▶ PROBLEM REQUIREMENTS
All lines in the entries below that hold "Nikkei" make up the answer.

▶ DATA EXTRACT
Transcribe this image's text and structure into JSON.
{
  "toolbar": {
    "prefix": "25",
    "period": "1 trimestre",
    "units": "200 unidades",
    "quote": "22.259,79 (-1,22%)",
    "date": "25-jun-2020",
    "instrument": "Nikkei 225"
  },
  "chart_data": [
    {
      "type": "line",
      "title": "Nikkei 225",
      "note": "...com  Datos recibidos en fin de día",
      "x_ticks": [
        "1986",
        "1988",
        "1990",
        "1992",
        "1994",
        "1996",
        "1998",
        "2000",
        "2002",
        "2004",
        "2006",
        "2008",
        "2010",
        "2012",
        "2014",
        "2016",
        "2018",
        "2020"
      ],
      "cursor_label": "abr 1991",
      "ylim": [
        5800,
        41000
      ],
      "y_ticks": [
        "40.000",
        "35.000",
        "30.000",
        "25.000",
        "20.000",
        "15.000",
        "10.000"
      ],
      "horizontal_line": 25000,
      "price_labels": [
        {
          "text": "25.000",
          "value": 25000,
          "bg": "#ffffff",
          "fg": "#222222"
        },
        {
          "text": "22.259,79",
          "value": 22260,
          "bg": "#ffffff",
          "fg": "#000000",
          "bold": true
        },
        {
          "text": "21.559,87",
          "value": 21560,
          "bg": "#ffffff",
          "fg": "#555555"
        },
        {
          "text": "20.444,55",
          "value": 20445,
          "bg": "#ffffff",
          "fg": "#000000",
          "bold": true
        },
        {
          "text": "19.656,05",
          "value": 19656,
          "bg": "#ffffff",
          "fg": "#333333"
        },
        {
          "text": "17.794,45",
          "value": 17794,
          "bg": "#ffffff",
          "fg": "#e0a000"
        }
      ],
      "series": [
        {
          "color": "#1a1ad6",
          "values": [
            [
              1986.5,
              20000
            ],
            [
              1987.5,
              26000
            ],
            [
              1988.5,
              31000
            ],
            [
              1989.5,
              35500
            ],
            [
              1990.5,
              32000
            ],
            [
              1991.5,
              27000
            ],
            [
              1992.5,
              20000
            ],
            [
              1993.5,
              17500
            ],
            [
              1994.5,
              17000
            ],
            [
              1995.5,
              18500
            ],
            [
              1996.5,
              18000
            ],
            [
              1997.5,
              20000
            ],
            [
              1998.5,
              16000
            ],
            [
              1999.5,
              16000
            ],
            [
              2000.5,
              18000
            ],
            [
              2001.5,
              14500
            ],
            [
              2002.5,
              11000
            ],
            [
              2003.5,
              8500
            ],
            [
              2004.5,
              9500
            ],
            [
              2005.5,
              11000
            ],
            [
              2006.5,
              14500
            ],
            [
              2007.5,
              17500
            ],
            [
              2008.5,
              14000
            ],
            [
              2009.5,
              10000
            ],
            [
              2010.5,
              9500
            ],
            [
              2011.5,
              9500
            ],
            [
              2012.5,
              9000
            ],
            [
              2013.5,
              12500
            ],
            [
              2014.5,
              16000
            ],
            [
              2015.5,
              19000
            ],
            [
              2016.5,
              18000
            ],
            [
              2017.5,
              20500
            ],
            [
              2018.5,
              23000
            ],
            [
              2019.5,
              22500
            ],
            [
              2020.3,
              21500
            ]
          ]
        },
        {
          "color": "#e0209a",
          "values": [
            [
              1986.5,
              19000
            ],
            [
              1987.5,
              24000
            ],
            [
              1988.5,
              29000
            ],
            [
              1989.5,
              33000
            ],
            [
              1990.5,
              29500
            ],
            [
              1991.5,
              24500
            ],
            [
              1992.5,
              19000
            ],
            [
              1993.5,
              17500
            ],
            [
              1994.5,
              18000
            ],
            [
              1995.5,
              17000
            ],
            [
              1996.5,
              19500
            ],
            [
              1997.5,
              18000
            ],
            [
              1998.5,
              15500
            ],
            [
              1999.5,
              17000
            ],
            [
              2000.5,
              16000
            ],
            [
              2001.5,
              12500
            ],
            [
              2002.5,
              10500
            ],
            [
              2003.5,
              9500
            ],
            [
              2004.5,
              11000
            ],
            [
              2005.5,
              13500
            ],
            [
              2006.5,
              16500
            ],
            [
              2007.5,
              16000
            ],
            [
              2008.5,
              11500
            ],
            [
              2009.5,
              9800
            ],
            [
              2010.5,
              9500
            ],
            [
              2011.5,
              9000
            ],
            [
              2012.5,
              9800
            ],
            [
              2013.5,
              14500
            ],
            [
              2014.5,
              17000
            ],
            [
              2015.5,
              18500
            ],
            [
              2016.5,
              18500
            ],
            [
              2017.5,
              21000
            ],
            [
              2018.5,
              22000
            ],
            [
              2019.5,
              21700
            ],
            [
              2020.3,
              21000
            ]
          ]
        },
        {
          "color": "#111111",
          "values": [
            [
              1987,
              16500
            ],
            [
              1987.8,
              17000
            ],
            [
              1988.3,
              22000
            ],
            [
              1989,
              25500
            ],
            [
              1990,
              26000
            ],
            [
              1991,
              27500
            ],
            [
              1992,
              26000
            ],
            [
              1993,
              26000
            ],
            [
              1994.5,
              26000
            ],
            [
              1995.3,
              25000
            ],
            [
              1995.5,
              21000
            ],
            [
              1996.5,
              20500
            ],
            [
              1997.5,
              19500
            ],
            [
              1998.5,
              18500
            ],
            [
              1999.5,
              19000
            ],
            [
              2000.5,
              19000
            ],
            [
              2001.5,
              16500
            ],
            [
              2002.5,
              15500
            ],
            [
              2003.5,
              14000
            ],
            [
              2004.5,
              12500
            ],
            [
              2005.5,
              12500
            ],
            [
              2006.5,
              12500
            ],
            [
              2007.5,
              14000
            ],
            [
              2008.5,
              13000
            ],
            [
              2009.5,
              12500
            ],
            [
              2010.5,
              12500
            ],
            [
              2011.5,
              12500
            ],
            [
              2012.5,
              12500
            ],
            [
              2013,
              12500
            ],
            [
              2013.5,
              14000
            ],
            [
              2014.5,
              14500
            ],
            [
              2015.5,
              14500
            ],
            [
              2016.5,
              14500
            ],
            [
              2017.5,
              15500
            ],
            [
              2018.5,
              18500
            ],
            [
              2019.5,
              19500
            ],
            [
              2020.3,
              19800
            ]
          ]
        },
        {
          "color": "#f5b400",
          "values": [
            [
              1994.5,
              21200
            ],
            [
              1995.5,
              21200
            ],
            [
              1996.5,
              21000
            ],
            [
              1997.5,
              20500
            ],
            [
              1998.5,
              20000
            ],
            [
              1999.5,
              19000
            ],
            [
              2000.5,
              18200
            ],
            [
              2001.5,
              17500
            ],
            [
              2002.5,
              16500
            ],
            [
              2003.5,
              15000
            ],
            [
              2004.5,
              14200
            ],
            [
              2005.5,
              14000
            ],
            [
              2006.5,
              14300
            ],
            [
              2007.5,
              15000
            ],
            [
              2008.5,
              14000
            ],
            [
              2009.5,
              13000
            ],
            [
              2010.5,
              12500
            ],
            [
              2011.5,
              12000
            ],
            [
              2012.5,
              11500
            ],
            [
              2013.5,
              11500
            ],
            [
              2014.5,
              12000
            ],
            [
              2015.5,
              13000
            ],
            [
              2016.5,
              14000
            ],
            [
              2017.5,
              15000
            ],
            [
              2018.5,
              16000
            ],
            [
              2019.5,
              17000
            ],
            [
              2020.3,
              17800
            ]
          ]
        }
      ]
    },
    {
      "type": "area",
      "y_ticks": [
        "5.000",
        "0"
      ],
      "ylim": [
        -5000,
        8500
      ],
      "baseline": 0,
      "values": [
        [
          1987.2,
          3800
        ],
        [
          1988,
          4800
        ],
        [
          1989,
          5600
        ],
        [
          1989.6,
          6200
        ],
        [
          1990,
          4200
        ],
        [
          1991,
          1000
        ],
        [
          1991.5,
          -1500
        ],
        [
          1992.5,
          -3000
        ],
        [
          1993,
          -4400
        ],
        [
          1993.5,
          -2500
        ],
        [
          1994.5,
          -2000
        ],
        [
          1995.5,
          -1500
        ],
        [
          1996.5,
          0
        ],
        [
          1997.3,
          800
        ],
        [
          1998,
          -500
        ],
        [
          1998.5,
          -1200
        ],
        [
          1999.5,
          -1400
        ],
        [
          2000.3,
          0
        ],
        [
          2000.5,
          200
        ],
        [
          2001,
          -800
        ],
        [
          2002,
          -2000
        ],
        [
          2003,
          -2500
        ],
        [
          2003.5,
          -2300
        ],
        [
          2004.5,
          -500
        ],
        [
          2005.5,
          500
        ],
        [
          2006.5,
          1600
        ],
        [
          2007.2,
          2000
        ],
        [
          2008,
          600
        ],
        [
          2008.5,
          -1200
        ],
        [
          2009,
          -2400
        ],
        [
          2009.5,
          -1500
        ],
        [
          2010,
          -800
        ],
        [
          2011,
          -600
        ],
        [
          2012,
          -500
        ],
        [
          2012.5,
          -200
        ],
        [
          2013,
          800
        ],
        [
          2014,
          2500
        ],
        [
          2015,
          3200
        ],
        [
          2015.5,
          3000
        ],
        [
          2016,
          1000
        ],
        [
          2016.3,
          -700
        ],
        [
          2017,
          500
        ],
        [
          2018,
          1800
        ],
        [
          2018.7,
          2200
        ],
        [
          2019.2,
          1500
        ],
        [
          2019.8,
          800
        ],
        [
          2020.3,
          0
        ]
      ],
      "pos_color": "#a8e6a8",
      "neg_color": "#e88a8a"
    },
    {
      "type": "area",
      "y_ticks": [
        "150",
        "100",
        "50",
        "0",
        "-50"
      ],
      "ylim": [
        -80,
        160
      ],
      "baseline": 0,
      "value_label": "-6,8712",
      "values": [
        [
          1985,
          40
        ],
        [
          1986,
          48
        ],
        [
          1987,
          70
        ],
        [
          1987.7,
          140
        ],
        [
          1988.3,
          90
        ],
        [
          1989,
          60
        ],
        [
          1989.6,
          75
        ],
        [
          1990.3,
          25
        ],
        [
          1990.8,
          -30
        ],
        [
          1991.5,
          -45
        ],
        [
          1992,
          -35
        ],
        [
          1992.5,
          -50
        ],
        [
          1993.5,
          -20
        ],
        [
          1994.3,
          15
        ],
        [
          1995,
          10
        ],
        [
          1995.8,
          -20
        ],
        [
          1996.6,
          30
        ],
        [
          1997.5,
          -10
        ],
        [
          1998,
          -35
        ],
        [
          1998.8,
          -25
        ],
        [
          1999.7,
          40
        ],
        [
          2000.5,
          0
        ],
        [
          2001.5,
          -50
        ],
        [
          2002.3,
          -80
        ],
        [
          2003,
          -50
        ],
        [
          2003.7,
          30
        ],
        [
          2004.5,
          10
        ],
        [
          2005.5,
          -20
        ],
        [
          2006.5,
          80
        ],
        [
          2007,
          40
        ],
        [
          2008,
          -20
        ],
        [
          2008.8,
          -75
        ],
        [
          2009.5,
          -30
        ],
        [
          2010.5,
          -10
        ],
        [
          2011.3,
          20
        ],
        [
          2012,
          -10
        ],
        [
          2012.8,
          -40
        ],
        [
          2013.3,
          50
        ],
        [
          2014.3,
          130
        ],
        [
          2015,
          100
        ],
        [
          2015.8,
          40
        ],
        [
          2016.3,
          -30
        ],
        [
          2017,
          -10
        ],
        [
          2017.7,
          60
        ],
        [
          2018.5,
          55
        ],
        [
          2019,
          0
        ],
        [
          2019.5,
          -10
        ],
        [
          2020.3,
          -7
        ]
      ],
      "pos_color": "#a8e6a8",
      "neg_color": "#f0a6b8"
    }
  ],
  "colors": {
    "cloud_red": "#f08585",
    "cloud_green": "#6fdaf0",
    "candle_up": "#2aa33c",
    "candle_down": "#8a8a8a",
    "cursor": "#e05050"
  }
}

▶ RESPONSE
    "instrument": "Nikkei 225"
      "title": "Nikkei 225",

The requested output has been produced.